Hurray for the Riff Raff could never be accused of living up to the adage "absence makes the heart grow fonder." In fact, this was their fourth appearance in the greater Boston area (that is if you count last year's Newport Folk Festival for being in the general areas) in 12 ½ months.
Like other shows, Hurray, which is really Alynda... »»»
Concert Review: Diversity rules at MerleFest
The answer to "What kind of music do they play at MerleFest?" is the Doc Watson-coined "Traditional plus" that denotes the long-running North Carolina festival's dedication to roots music as well as its willingness to embrace all sizes, flavors and colors of that broad category. On the opening day of this year's... »»»
Country News Digest
Elsewhere in the news
Currently at the CST blogs
In his life and career, Joe Pug has never done anything halfway. So when Pug experienced a crippling lack of creative inspiration after his punishing road schedule to promote 2012's "The Great Despiser," he didn't consider the possibility of taking a short break. Joe Pug was on the verge of throwing in the towel.... »»»
A great deal has transpired in the 10 years between Rhiannon Giddens, Dom Flemons and Justin Robinson connecting at North Carolina's Black Banjo Gathering and the release of Giddens' brilliant debut solo album, "Tomorrow is My Turn." Giddens and Flemons formed the very successful Sankofa Springs. Robinson met and was mentored by black string band legend Joe Thompson, and ultimately, Giddens, Flemons and Robinson formed the bluegrass/folk/blues powerhouse, the Carolina Chocolate Drops.
A couple of years ago, while discussing various musical poet-heroes, singer-songwriter Hayes Carll mused that "in a perfect world, Ray Wylie Hubbard would be winning Grammys." With the release of his latest offering, "The Ruffian's Misfortune," a follow-up to 2012's critically acclaimed, "The Grifter's Hymnal," now might just be the time that Carll was talking about.... »»»
Second Hand Heart
Dwight Yoakam appears to be a many of mystery on the cover. With two side-by-side images of himself, the Kentucky honky tonker dons a trademark cowboy hat, jeans jacket and jacket and plucking his electric, legs spread and head pointed down. But there really is no mystery about Yoakam, who has been making music longer than some of the contemporary country acts have been alive. »»»
It's been five years since her last album - 2010's "All the Women That I Am" - but the Queen of Country Music's crown hasn't lost its luster. On her 27th album, Oklahoma native McEntire adds another jewel to her tiara with her new album that covers familiar territory: strong women, the heartbreak of breakup, the determination of a broken lover starting over and the destructive and healing power of love. »»»
Something in the Water
Whether Pokey LaFarge's seventh album, "Something in the Water," could be called more than "retro" is a stretch.
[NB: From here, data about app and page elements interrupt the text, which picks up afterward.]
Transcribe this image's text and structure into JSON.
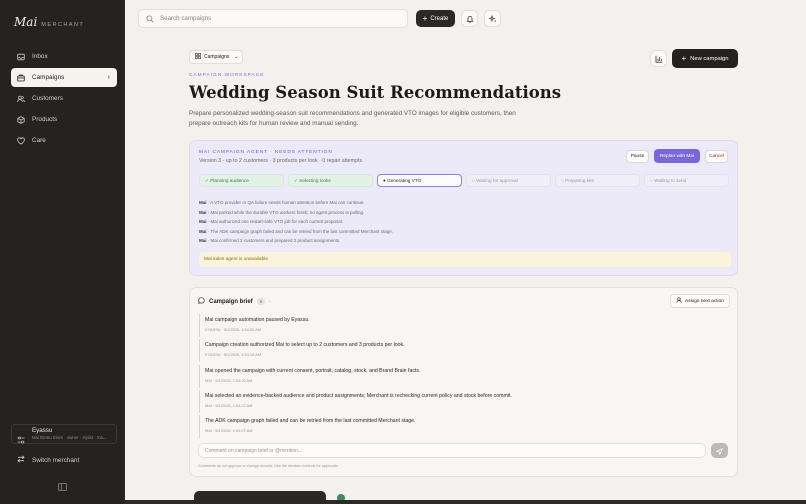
{
  "brand": {
    "name": "Mai",
    "subtitle": "MERCHANT"
  },
  "sidebar": {
    "items": [
      {
        "label": "Inbox",
        "icon": "inbox-icon"
      },
      {
        "label": "Campaigns",
        "icon": "campaigns-icon",
        "active": true
      },
      {
        "label": "Customers",
        "icon": "customers-icon"
      },
      {
        "label": "Products",
        "icon": "products-icon"
      },
      {
        "label": "Care",
        "icon": "care-icon"
      }
    ],
    "user": {
      "name": "Eyassu",
      "meta": "Mai Demo Store · owner · stylist · ma..."
    },
    "switch_label": "Switch merchant"
  },
  "topbar": {
    "search_placeholder": "Search campaigns",
    "create_label": "Create"
  },
  "page": {
    "campaigns_dropdown": "Campaigns",
    "new_campaign_label": "New campaign",
    "eyebrow": "CAMPAIGN WORKSPACE",
    "title": "Wedding Season Suit Recommendations",
    "description": "Prepare personalized wedding-season suit recommendations and generated VTO images for eligible customers, then prepare outreach kits for human review and manual sending."
  },
  "agent": {
    "label": "MAI CAMPAIGN AGENT · NEEDS ATTENTION",
    "subtitle": "Version 3 · up to 2 customers · 3 products per look · 0 repair attempts",
    "pause_label": "Pause",
    "replan_label": "Replan with Mai",
    "cancel_label": "Cancel",
    "steps": [
      {
        "label": "✓ Planning audience",
        "state": "done"
      },
      {
        "label": "✓ Selecting looks",
        "state": "done"
      },
      {
        "label": "● Generating VTO",
        "state": "current"
      },
      {
        "label": "○ Waiting for approval",
        "state": "pending"
      },
      {
        "label": "○ Preparing kits",
        "state": "pending"
      },
      {
        "label": "○ Waiting to send",
        "state": "pending"
      }
    ],
    "log": [
      {
        "who": "Mai",
        "text": " · A VTO provider or QA failure needs human attention before Mai can continue."
      },
      {
        "who": "Mai",
        "text": " · Mai parked while the durable VTO workers finish; no agent process is polling."
      },
      {
        "who": "Mai",
        "text": " · Mai authorized one restart-safe VTO job for each current proposal."
      },
      {
        "who": "Mai",
        "text": " · The ADK campaign graph failed and can be retried from the last committed Merchant stage."
      },
      {
        "who": "Mai",
        "text": " · Mai confirmed 2 customers and prepared 2 product assignments."
      }
    ],
    "warning": "Mai sales agent is unavailable"
  },
  "brief": {
    "title": "Campaign brief",
    "count": "8",
    "assign_label": "Assign next action",
    "entries": [
      {
        "text": "Mai campaign automation paused by Eyassu.",
        "meta": "EYASSU · 5/1/2026, 1:54:55 AM"
      },
      {
        "text": "Campaign creation authorized Mai to select up to 2 customers and 3 products per look.",
        "meta": "EYASSU · 5/1/2026, 1:54:16 AM"
      },
      {
        "text": "Mai opened the campaign with current consent, portrait, catalog, stock, and Brand Brain facts.",
        "meta": "MAI · 5/1/2026, 1:54:20 AM"
      },
      {
        "text": "Mai selected an evidence-backed audience and product assignments; Merchant is rechecking current policy and stock before commit.",
        "meta": "MAI · 5/1/2026, 1:54:27 AM"
      },
      {
        "text": "The ADK campaign graph failed and can be retried from the last committed Merchant stage.",
        "meta": "MAI · 5/1/2026, 1:54:27 AM"
      }
    ],
    "comment_placeholder": "Comment on campaign brief or @mention...",
    "hint": "Comments do not approve or change records. Use the decision controls for approvals."
  },
  "colors": {
    "accent": "#7a68d8",
    "sidebar_bg": "#242322",
    "main_bg": "#f3f1ed",
    "agent_bg": "#ece9f8",
    "warning_bg": "#fbf3dc"
  }
}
The St. Louis musician's 21st century talent shows through his performance, compositions and writing, but some things work against him in his fight to make the album timeless. »»»
With a tragic stage collapse prior to a Sugarland show and a failed marriage in his rearview mirror, one might expect Kristian Bush's solo debut to be peppered with tales of regret and heartbreak. Yet "Southern Gravity" is surprisingly anything but for the other half of Sugarland, offering up a solid dose of positive vibes, heartfelt love and strong mainstream country appeal. »»»
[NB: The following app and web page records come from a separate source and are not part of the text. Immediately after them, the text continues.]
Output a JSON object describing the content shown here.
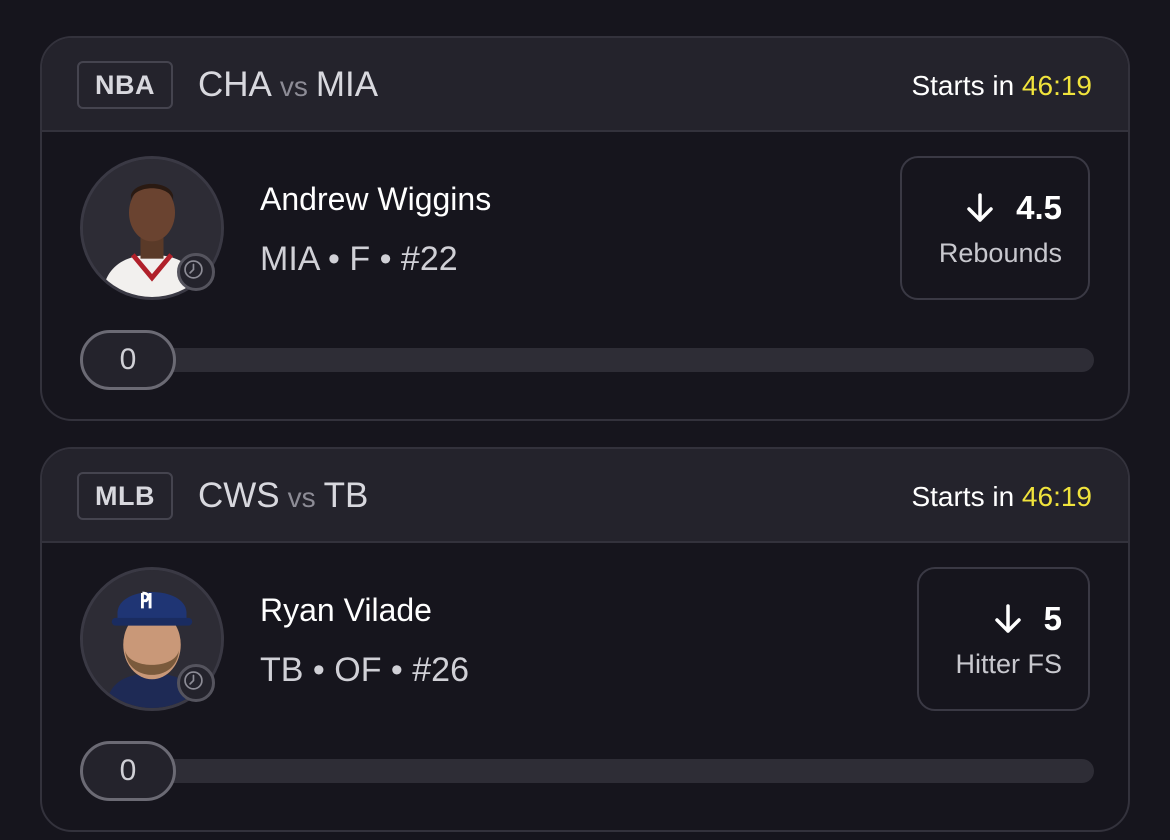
{
  "cards": [
    {
      "league": "NBA",
      "team_a": "CHA",
      "vs": "vs",
      "team_b": "MIA",
      "starts_prefix": "Starts in",
      "starts_time": "46:19",
      "player_name": "Andrew Wiggins",
      "player_meta": "MIA • F • #22",
      "stat_value": "4.5",
      "stat_label": "Rebounds",
      "stat_direction_icon": "arrow-down-icon",
      "progress_value": "0",
      "progress_fraction": 0
    },
    {
      "league": "MLB",
      "team_a": "CWS",
      "vs": "vs",
      "team_b": "TB",
      "starts_prefix": "Starts in",
      "starts_time": "46:19",
      "player_name": "Ryan Vilade",
      "player_meta": "TB • OF • #26",
      "stat_value": "5",
      "stat_label": "Hitter FS",
      "stat_direction_icon": "arrow-down-icon",
      "progress_value": "0",
      "progress_fraction": 0
    }
  ],
  "colors": {
    "background": "#16151d",
    "header": "#24232c",
    "accent_time": "#f0e33c",
    "border": "#33323c"
  }
}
Somewhere Down the Road
If anyone's waiting for Billy Bob Thornton to grow out of his music phase, some pertinent facts are in order, namely, a) he's done four solo albums to date, b) the Boxmasters, his band since 2007, are now on their fourth album, "Somewhere Down the Road," but with three double discs, it's actually seven, »»»
Small Town Dreams
Much like Springsteen and Mellencamp, Will Hoge recognizes that even the most sweeping epics are essentially borne from an individual's ordeals. Indeed, the title tells it all; "Small Town Dreams" is essentially a look at a rapidly fading pastiche, that of life in middle America, where for all the touting of an economic recovery, the struggle for survival still persists. »»»